MATERIAL PROVIDED section start

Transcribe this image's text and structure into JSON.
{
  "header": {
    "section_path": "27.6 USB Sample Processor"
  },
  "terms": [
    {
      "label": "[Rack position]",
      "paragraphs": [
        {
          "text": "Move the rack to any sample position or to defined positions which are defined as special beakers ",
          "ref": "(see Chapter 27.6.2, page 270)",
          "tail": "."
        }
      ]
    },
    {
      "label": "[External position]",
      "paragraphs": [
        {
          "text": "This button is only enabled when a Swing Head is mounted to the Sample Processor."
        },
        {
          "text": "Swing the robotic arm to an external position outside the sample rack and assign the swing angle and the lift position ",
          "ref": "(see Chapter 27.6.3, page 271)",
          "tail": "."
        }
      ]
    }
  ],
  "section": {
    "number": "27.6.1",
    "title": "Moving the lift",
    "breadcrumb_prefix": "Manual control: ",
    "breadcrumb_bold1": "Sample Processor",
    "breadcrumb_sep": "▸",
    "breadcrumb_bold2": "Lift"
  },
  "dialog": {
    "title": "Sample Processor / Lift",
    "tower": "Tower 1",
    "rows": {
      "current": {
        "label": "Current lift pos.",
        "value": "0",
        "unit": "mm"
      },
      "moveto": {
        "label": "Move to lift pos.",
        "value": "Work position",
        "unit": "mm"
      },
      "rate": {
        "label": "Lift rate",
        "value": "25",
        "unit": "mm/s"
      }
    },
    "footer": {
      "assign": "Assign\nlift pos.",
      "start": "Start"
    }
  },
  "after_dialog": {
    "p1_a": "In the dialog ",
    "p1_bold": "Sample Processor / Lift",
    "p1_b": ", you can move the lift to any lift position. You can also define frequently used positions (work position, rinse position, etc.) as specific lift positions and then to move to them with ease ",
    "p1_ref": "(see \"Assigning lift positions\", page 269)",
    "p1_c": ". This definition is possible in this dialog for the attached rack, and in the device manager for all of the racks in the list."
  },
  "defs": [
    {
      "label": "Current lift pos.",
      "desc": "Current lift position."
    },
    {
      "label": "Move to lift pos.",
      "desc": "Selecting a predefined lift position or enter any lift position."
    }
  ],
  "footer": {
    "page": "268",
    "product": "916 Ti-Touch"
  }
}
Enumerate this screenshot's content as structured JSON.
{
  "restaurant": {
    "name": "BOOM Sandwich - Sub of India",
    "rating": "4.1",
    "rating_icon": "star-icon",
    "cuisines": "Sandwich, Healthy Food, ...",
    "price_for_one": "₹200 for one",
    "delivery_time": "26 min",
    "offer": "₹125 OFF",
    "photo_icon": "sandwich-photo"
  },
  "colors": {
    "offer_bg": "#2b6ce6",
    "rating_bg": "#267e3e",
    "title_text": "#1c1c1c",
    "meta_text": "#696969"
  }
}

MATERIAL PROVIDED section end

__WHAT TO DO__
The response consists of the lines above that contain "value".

__EXERCISE ANSWER__
        "value": "0",
        "value": "Work position",
        "value": "25",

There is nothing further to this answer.